Click on Disk Utility’s Restore tab, choose the InstallESD.dmg image file you located earlier as the source (you can drag it from the finder into Disk Utility’s source field) and your USB partition as the destination (drag it from the left sidebar in Disk Utility). Hit the Restore button and it will create your bootable USB Mountain Lion drive.
Create a Bootable DVD
Make sure you have a blank DVD (you will need a double layer DVD). Insert the DVD. Open up Disk Utility and drag the InstallESD.dmg from the Finder window into the left-hand sidebar. Select the InstallESD.dmg disk image in the left hand sidebar, and select the Burn button. If you cannot see a Burn button select Show Tool bar from the Windows menu. Once done you have a bootable DVD installer disk.
Using the USB drive or DVD
Attach the drive or insert the DVD. Reboot your Mac and hold the option key when you hear the startup chime. When given the option, select the bootable Mountain Lion drive from the screen.
The benefit here is not only the ability to install Mountain Lion from an separate drive, but also the ability to use Disk Utility to troubleshoot an errant boot drive and recover a Mac from a Time Machine backup. Note that Mountain Lion creates a recovery partition with all these features on your boot drive, but that’s no good if your main hard drive goes south and you need to restore a Mac quickly after installing a fresh unbroken boot drive.
Upgrade/Install Process Itself
After you’ve created your bootable install drive or DVD (highly recommended as a backup tool and if anything happens while installing/upgrading) you are free to begin. If you’re planning on doing upgrade, just run the Mountain Lion app you downloaded from the App Store. It will take about 20-30 minutes and then the computer will restart. After it boots back up, it should continue as nothing happened, logging you in to your desktop.

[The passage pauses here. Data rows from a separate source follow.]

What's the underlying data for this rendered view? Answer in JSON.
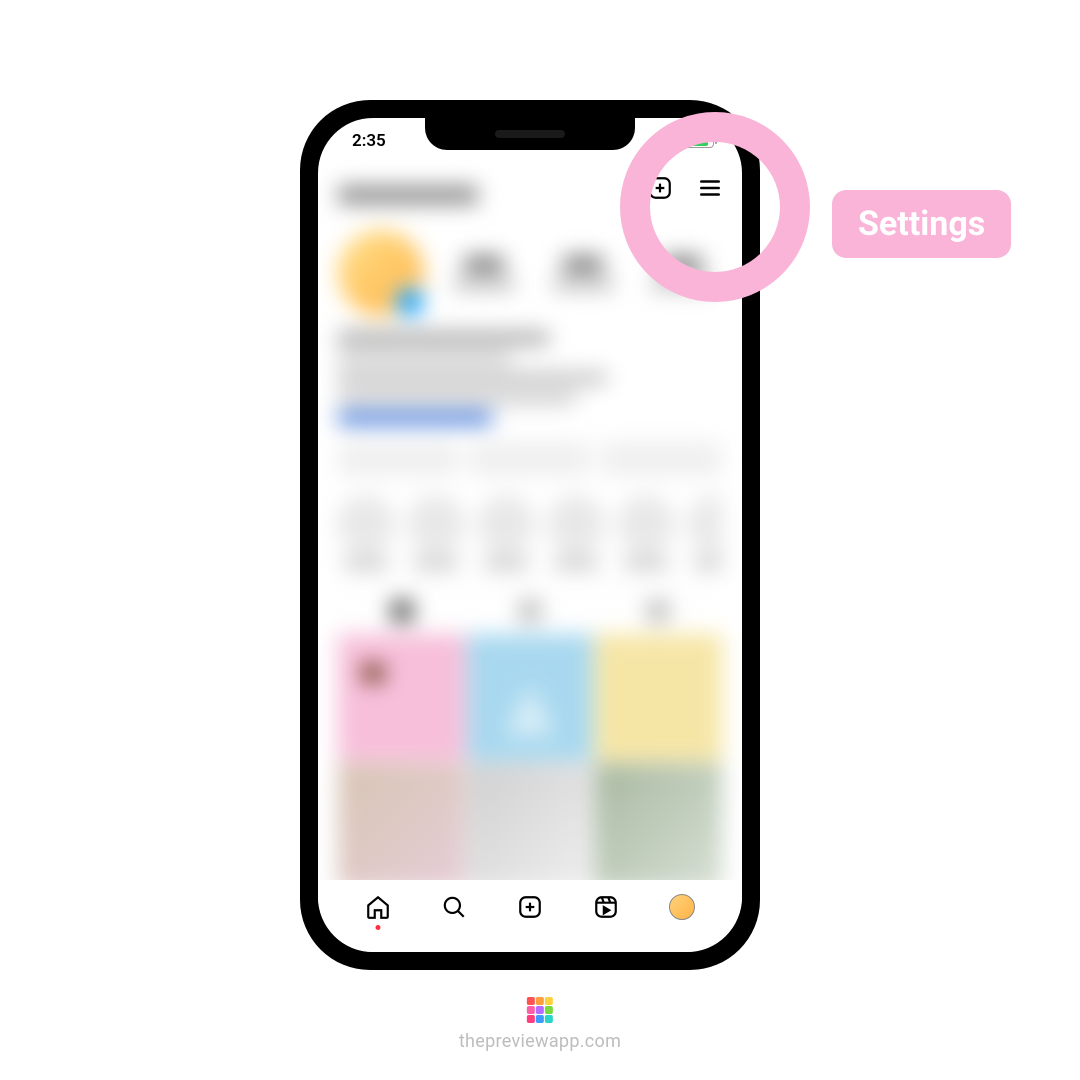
{
  "status": {
    "time": "2:35"
  },
  "annotation": {
    "label": "Settings"
  },
  "watermark": {
    "text": "thepreviewapp.com"
  },
  "icons": {
    "create": "create-post-icon",
    "menu": "hamburger-menu-icon",
    "home": "home-icon",
    "search": "search-icon",
    "add": "add-icon",
    "reels": "reels-icon",
    "profile": "profile-avatar"
  }
}
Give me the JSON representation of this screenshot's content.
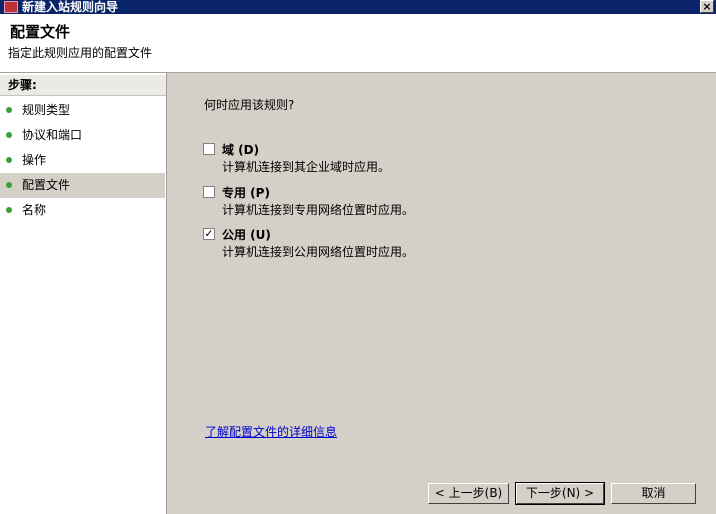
{
  "window": {
    "title": "新建入站规则向导",
    "close_glyph": "×"
  },
  "header": {
    "title": "配置文件",
    "subtitle": "指定此规则应用的配置文件"
  },
  "steps": {
    "header": "步骤:",
    "items": [
      {
        "label": "规则类型"
      },
      {
        "label": "协议和端口"
      },
      {
        "label": "操作"
      },
      {
        "label": "配置文件"
      },
      {
        "label": "名称"
      }
    ]
  },
  "main": {
    "prompt": "何时应用该规则?",
    "options": [
      {
        "label": "域 (D)",
        "desc": "计算机连接到其企业域时应用。",
        "checked": false,
        "check": ""
      },
      {
        "label": "专用 (P)",
        "desc": "计算机连接到专用网络位置时应用。",
        "checked": false,
        "check": ""
      },
      {
        "label": "公用 (U)",
        "desc": "计算机连接到公用网络位置时应用。",
        "checked": true,
        "check": "✓"
      }
    ],
    "link": "了解配置文件的详细信息"
  },
  "buttons": {
    "back": "< 上一步(B)",
    "next": "下一步(N) >",
    "cancel": "取消"
  }
}
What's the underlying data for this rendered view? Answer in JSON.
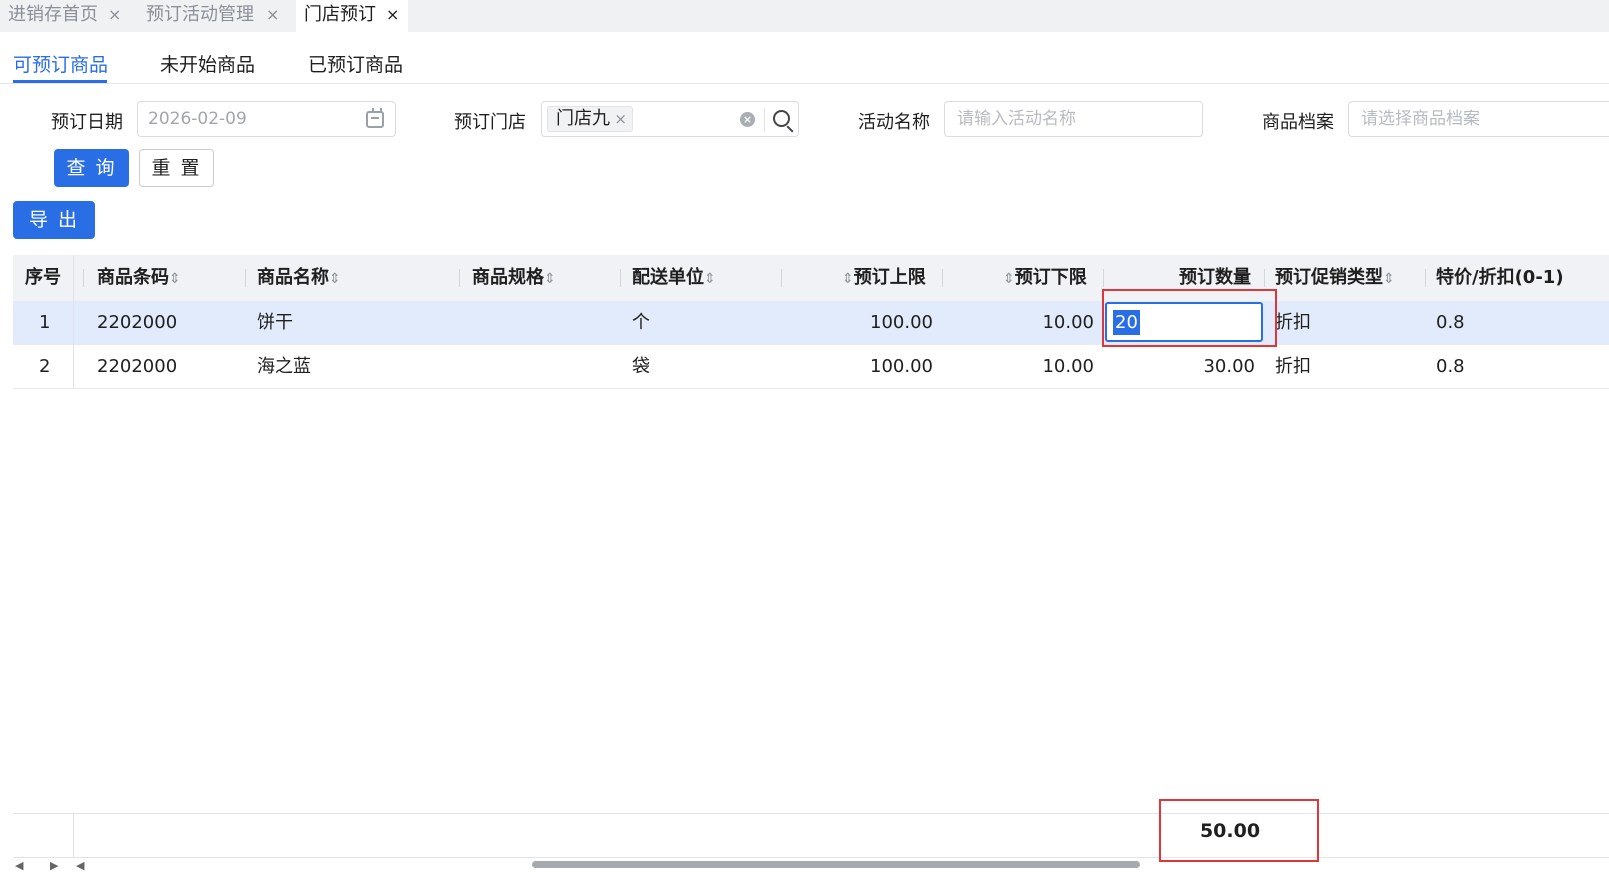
{
  "tabs": [
    {
      "label": "进销存首页",
      "close": "×"
    },
    {
      "label": "预订活动管理",
      "close": "×"
    },
    {
      "label": "门店预订",
      "close": "×"
    }
  ],
  "subtabs": [
    "可预订商品",
    "未开始商品",
    "已预订商品"
  ],
  "filters": {
    "date_label": "预订日期",
    "date_value": "2026-02-09",
    "store_label": "预订门店",
    "store_tag": "门店九",
    "store_tag_close": "×",
    "activity_label": "活动名称",
    "activity_placeholder": "请输入活动名称",
    "product_label": "商品档案",
    "product_placeholder": "请选择商品档案"
  },
  "buttons": {
    "query": "查 询",
    "reset": "重 置",
    "export": "导 出"
  },
  "table": {
    "columns": [
      "序号",
      "商品条码",
      "商品名称",
      "商品规格",
      "配送单位",
      "预订上限",
      "预订下限",
      "预订数量",
      "预订促销类型",
      "特价/折扣(0-1)"
    ],
    "sort_glyph": "⇕",
    "rows": [
      {
        "idx": "1",
        "barcode": "2202000",
        "name": "饼干",
        "spec": "",
        "unit": "个",
        "upper": "100.00",
        "lower": "10.00",
        "qty": "20",
        "promo": "折扣",
        "discount": "0.8"
      },
      {
        "idx": "2",
        "barcode": "2202000",
        "name": "海之蓝",
        "spec": "",
        "unit": "袋",
        "upper": "100.00",
        "lower": "10.00",
        "qty": "30.00",
        "promo": "折扣",
        "discount": "0.8"
      }
    ]
  },
  "summary": {
    "total_qty": "50.00"
  },
  "scroll": {
    "left_arrow": "◀",
    "right_arrow": "▶"
  },
  "colors": {
    "accent": "#2a6ee6",
    "highlight": "#e0363b",
    "selected_row": "#e2ebfb"
  }
}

The only change being that you’ll be running Mountain Lion instead of Lion.
If you are doing a fresh install, then it will be a little similar, but the process should take slightly longer. Boot from your installer, then open Disk Utility and erase the partition you want to install Mountain Lion on. Once erased, make sure it is formatted for Mac OS Extended (Journaled) and you are good to go. Quit Disk Utility and return to the installer. Install Mountain Lion and enjoy!
If you did the upgrade option, congrats, you’re done! All your settings should be the same. So far, the only thing I have found that didn’t stay is the unhidden library folder, but that is an easy fix. Open Terminal, and copy in the following command to unhide your library folder (note that, by default, it’s hidden anyway so this may not be a concern for you):
chflags nohidden ~/Library/
If you had your dock customized for a different look, easily done with Candybar, you may notice it has reverted to a default looking dock. Unfortunately, with 10.8, the custom dock is no longer an option, at least until further notice.
Some apps may require updates before they’ll function properly on Mountain Lion. The version of Little Snitch I had, had to be updated before it would run, and since it was a login item, it told me as soon as it tried to launch. If you find that applications no longer work, check for updates as many developers will have issued updates to ensure compatibility. If no compatible versions are available, feel free to start a thread and someone will help with either a workaround or a search to find a suitable and compatible replacement.
If this was your first OS X upgrade, congratulations for making it through. If you find yourself lost, stuck or suddenly with less hair because of the stress regardless of your experiences, let us know. Many of us have done this many times so we’ve seen just about every issue. However, if you stick to the basic plan of “prepare, backup and check compatibility”, you should be fine.